Right now, the USA is celebrating Independence Day. On the radio today, I heard someone reciting the lyrics to the song "God Bless the USA," and after hearing the line "I'm proud to be an American, where at least I know I'm free," I started thinking about freedom, and what it really means. I also asked myself whether or not I'm really as free as I assume that I am - not as an American, but as a human being.
I looked up the definition of "freedom" and found the following definition:
1. The power or right to act, speak, or think as one wants without hindrance or restraint.
The old standby arguments came to mind first: "I can't yell "Fire!" in a crowded movie theatre." "I can't raid bank vaults." I must not really be totally free.
But after turning it over in my head a few more times, I realized that I actually CAN do those things... I just have to want to do them enough to be willing to subject myself to the consequences. And I don't. Most of us don't.
However, each of us has things that we feel compelled to do despite the hefty price tag. For some, it's refusing to remain silent when speaking out is going to make us very unpopular (to say the least). For others, it's leaving the (real or perceived) comfort of our long-time job, home, or town to reach for the mere possibility of something greater. Still others make sacrifices for the comfort and care of loved ones who are unable to care for themselves.
There is no way to be free without opening your mind, opening your heart, and opening your hands. When you are open, things leave you, but new things come to you. To me, freedom is this: knowing that at any given moment, as long as there is breath in your body, you can choose which road to take. You can choose to advance, or to stand down. Freedom is not simply the ability to act, it is the ability to choose which course of action or non-action to take at a particular time. And, to use a Dr. Phil quote that I LOVE: "When you choose the behavior, you choose the consequence."
Freedom comes from within.
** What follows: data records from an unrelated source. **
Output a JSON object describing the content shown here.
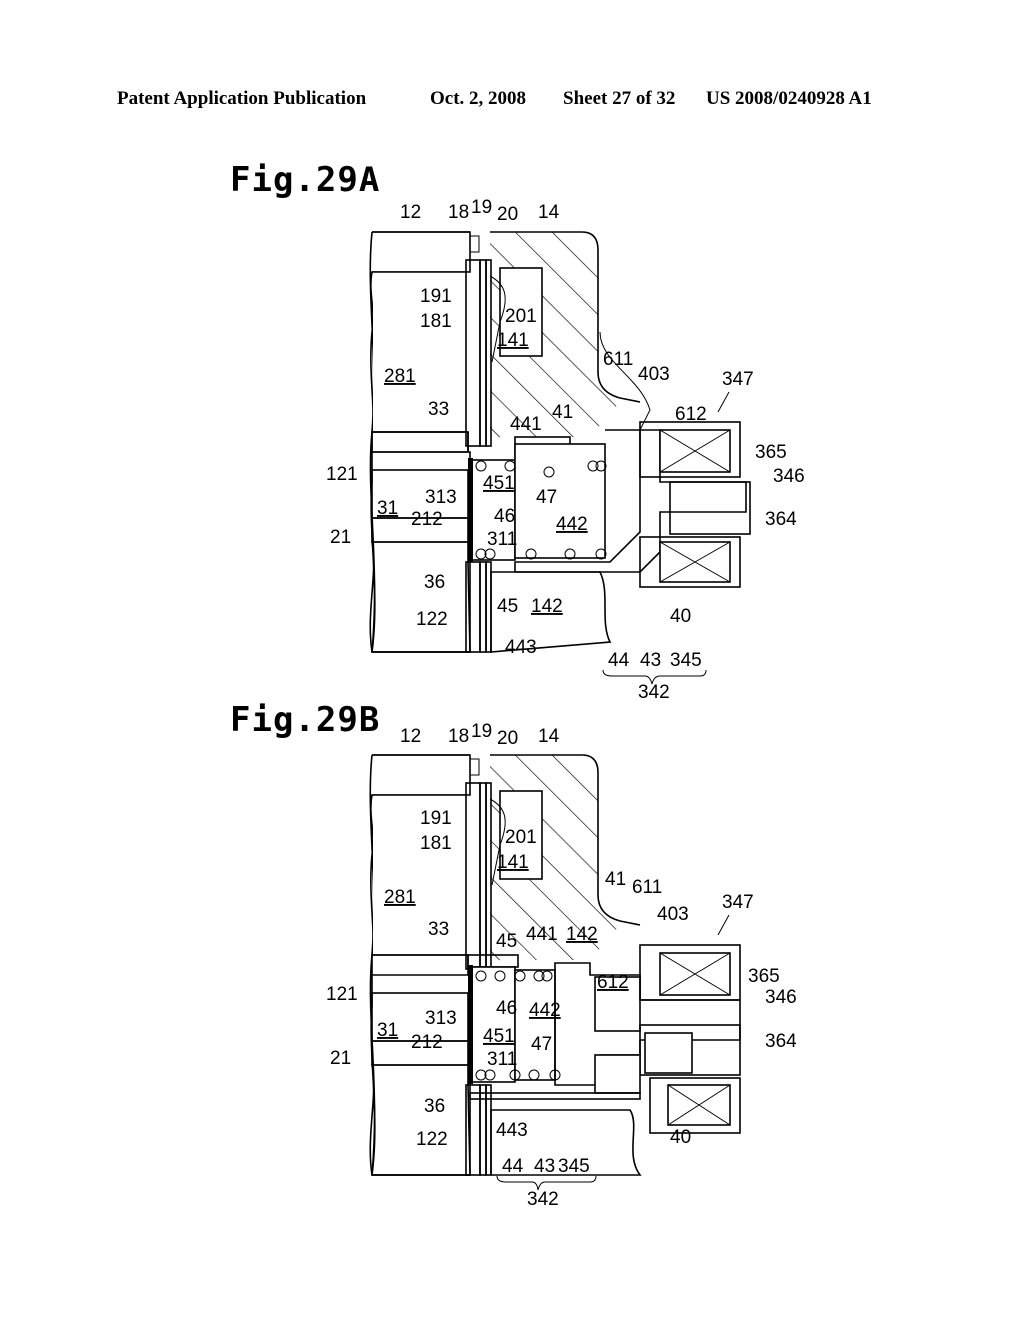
{
  "header": {
    "publication": "Patent Application Publication",
    "date": "Oct. 2, 2008",
    "sheet": "Sheet 27 of 32",
    "patent_number": "US 2008/0240928 A1"
  },
  "figures": [
    {
      "title": "Fig.29A",
      "labels": {
        "l12": "12",
        "l18": "18",
        "l19": "19",
        "l20": "20",
        "l14": "14",
        "l191": "191",
        "l181": "181",
        "l201": "201",
        "l141": "141",
        "l281": "281",
        "l611": "611",
        "l403": "403",
        "l347": "347",
        "l612": "612",
        "l33": "33",
        "l441": "441",
        "l41": "41",
        "l365": "365",
        "l346": "346",
        "l121": "121",
        "l313": "313",
        "l451": "451",
        "l47": "47",
        "l364": "364",
        "l31": "31",
        "l212": "212",
        "l46": "46",
        "l442": "442",
        "l21": "21",
        "l311": "311",
        "l36": "36",
        "l45": "45",
        "l142": "142",
        "l40": "40",
        "l122": "122",
        "l443": "443",
        "l44": "44",
        "l43": "43",
        "l345": "345",
        "l342": "342"
      }
    },
    {
      "title": "Fig.29B",
      "labels": {
        "l12": "12",
        "l18": "18",
        "l19": "19",
        "l20": "20",
        "l14": "14",
        "l191": "191",
        "l181": "181",
        "l201": "201",
        "l141": "141",
        "l281": "281",
        "l41": "41",
        "l611": "611",
        "l403": "403",
        "l347": "347",
        "l33": "33",
        "l45": "45",
        "l441": "441",
        "l142": "142",
        "l612": "612",
        "l365": "365",
        "l346": "346",
        "l121": "121",
        "l313": "313",
        "l46": "46",
        "l442": "442",
        "l31": "31",
        "l451": "451",
        "l364": "364",
        "l212": "212",
        "l47": "47",
        "l21": "21",
        "l311": "311",
        "l36": "36",
        "l40": "40",
        "l443": "443",
        "l122": "122",
        "l44": "44",
        "l43": "43",
        "l345": "345",
        "l342": "342"
      }
    }
  ]
}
Former South African president, Nelson Mandela was held in a 16 sq. ft. cell (5 sq. meters) for 27 years. His body was imprisoned, but because his heart and mind remained free, he was able to choose his course of action. In doing so, he started a chain of events that began the healing of a nation that had long been divided.
Freedom = choice, and choice= power. Even when you feel small, you are POWERFUL.
How will you use your power today? And what are you willing to sacrifice in order to be free?
I'd love to hear what you have to say.